Winter 2010, you crashed the Civic
into a semi during a blizzard.
I met you that summer. You pulled up,
trash bags ruffling in the windows like pennants.
Even walking alone, you always seemed
to have sounds about you, as if it was you
carrying the whir of traffic or
the rustle of leaves, like a halo.
Eventually, I came to think
that without you, the world would fall silent.
I am a drummer. I assign pitch
and rhythm to the day’s small sounds.
I put my feet into the pile of cans
on the passenger floor and wriggle them
playing the music of your wrists, your neck, your eyes,
flicking back and forth in traffic.
You-wake-me-up-in-the-middle-of-the-night Love Song
You’re falling out of bed, dear,
give me your shoulders.
Give me your arms, dear.
Give me your hands
and I will haul you back
up. I couldn’t bear
to see you lying on the carpet
when I awoke.
You’re falling out of bed, dear.
Give me your shins.
Give me your knees and your
ankles and your heels.
Finding you on the floor like this
is one thing, but I can’t
bear to think it was me who let you fall,
watched you roll down,
I wake up early Sunday morning.
I peel your fingers from my stomach
and knead them, sticky,
and rub my thighs, sticky.
I stumble through the house and
take a piss, the same thing
every Sunday. But today, when I
forgot my coat, I came back
and found you by the foot of the bed,
eyes shut, crawling.
out of bed, dear.
Give me your chin.
Wandering lost through
a church basement,
I find them, at last
in a long, empty room.
The oldest sits dead still,
her eyes closed.
I have practiced silence
to solve every problem.
Silence so I will not hate them,
to protect me from their hate.
I feel my eyelids
always twitching, unsettled.
I read the story of the wise men.

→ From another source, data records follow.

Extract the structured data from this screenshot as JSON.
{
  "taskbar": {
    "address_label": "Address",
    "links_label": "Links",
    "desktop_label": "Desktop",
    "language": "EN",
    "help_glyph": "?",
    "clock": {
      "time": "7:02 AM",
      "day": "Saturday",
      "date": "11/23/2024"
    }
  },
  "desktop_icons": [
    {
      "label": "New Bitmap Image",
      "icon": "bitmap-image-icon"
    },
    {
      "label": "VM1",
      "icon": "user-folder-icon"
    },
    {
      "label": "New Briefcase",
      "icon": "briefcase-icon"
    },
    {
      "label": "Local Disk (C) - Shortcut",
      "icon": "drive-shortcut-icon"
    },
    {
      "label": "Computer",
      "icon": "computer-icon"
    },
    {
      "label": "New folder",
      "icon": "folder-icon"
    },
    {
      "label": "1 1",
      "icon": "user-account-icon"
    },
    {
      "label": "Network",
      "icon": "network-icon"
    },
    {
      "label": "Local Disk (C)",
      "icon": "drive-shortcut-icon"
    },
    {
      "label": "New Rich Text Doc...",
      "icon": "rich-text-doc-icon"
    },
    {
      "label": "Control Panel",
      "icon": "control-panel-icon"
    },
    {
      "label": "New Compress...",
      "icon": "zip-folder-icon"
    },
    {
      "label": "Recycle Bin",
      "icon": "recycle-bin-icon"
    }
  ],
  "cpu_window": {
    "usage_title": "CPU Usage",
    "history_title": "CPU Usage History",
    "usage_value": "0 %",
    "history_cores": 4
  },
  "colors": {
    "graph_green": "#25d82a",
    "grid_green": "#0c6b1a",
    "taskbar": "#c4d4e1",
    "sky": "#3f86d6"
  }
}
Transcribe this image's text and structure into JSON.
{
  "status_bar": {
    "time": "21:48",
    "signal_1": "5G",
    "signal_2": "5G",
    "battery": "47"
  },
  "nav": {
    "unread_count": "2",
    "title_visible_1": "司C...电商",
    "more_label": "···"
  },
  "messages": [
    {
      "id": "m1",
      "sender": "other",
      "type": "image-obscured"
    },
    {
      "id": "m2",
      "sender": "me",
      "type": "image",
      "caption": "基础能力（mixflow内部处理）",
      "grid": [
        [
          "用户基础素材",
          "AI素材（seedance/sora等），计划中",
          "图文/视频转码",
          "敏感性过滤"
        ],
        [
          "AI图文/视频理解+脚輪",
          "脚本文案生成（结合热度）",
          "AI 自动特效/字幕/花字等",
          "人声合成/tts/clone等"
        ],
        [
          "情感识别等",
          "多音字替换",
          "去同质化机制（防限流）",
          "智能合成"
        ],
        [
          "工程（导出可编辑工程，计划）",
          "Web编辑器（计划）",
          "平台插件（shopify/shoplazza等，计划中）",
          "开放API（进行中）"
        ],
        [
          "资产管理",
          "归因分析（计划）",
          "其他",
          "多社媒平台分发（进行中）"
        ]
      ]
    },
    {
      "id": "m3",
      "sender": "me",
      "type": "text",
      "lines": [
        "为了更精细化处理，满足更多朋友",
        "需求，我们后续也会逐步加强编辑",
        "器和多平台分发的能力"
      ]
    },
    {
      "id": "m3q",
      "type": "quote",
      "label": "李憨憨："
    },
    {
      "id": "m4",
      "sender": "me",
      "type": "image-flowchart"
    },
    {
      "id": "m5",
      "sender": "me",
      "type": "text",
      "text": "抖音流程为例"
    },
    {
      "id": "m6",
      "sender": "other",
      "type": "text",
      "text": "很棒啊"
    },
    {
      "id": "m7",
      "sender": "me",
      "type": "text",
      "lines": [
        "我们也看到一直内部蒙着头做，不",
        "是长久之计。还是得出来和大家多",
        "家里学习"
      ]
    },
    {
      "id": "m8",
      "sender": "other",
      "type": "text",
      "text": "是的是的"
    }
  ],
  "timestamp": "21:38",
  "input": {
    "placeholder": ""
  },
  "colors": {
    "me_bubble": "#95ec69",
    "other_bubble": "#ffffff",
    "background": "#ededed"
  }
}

The monk that wrote it
called them ‘simple.’
It seemed odd, but the oldest said,
‘you would have to be simple
to run after a star.’